This project seeks to learn about how climate change is impacting people whose lives and work depend on the land and the sea. By spending time with fishers, farmers, and foresters, we hope to better understand how individuals are experiencing climate change in the context of their local landscapes and communities. How are their environments changing? How is their work changing? How are they making sense of these changes in relation to their places?
By talking with fishers, farmers, and foresters, following them as they work, and viewing their photographs of places, the project seeks to situate and emplace global climate change in the everyday experiences of people who work in the three dominant natural-resource groups in Maine: fishing, farming, and forestry.
Like the dead alder tree above, on Dave Asmussen’s Bluebell Farm, and the eroding shoreline in Freeport, shown in Sara Randall’s photo below, signs of change are all around us. By delving into the local knowledge and expertise of Maine’s farmers, fishers, and foresters, we hope to expand our understanding of the profound ecological, social, and cultural climate-related changes that are afoot.
Photo by Sara Randall
Ultimately, we agree with other scholars and activists who have called for more work on “the local roots of climate meanings,” (Hulme, 2008:8) including the ecological, economic, and cultural, in order to humanize and more deeply engage with the unfolding of climate change in places over time, and ultimately contribute to better understanding of how people and places might most equitably and sustainably co-adapt.

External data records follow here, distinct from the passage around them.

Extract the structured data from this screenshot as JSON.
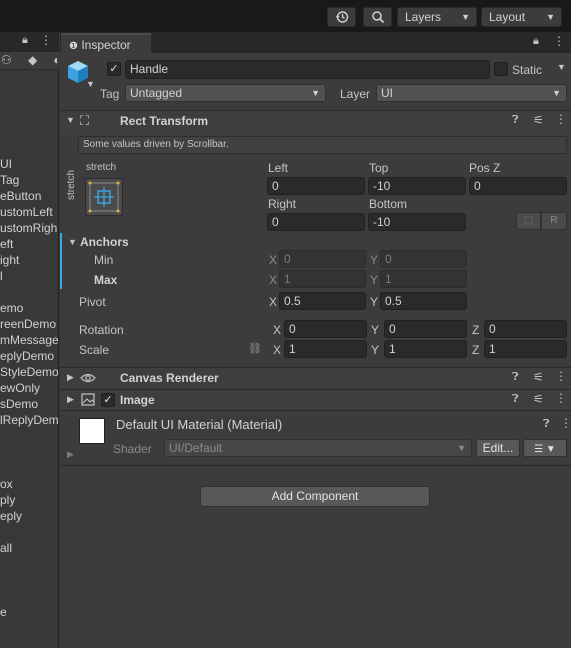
{
  "toolbar": {
    "history_icon": "history-icon",
    "search_icon": "search-icon",
    "layers_label": "Layers",
    "layout_label": "Layout"
  },
  "hierarchy": {
    "items": [
      "UI",
      "Tag",
      "eButton",
      "ustomLeft",
      "ustomRigh",
      "eft",
      "ight",
      "l",
      "emo",
      "reenDemo",
      "mMessage",
      "eplyDemo",
      "StyleDemo",
      "ewOnly",
      "sDemo",
      "lReplyDem",
      "ox",
      "ply",
      "eply",
      "all",
      "e"
    ]
  },
  "inspector": {
    "tab_label": "Inspector",
    "object_name": "Handle",
    "static_label": "Static",
    "tag_label": "Tag",
    "tag_value": "Untagged",
    "layer_label": "Layer",
    "layer_value": "UI"
  },
  "rect_transform": {
    "title": "Rect Transform",
    "notice": "Some values driven by Scrollbar.",
    "anchor_preset_h": "stretch",
    "anchor_preset_v": "stretch",
    "left_label": "Left",
    "left_value": "0",
    "top_label": "Top",
    "top_value": "-10",
    "posz_label": "Pos Z",
    "posz_value": "0",
    "right_label": "Right",
    "right_value": "0",
    "bottom_label": "Bottom",
    "bottom_value": "-10",
    "r_button": "R",
    "anchors_label": "Anchors",
    "min_label": "Min",
    "min_x": "0",
    "min_y": "0",
    "max_label": "Max",
    "max_x": "1",
    "max_y": "1",
    "pivot_label": "Pivot",
    "pivot_x": "0.5",
    "pivot_y": "0.5",
    "rotation_label": "Rotation",
    "rot_x": "0",
    "rot_y": "0",
    "rot_z": "0",
    "scale_label": "Scale",
    "scale_x": "1",
    "scale_y": "1",
    "scale_z": "1",
    "x": "X",
    "y": "Y",
    "z": "Z"
  },
  "canvas_renderer": {
    "title": "Canvas Renderer"
  },
  "image": {
    "title": "Image"
  },
  "material": {
    "name": "Default UI Material (Material)",
    "shader_label": "Shader",
    "shader_value": "UI/Default",
    "edit_button": "Edit..."
  },
  "add_component": "Add Component"
}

Stay tuned as we take notes on climate change through the eyes of farmers, fishers, and foresters in Maine.
Hulme, Mike. 2008. “Geographical Work at the Boundaries of Climate Change.” Transactions of the Institute of British Geographers 33(1):5–11.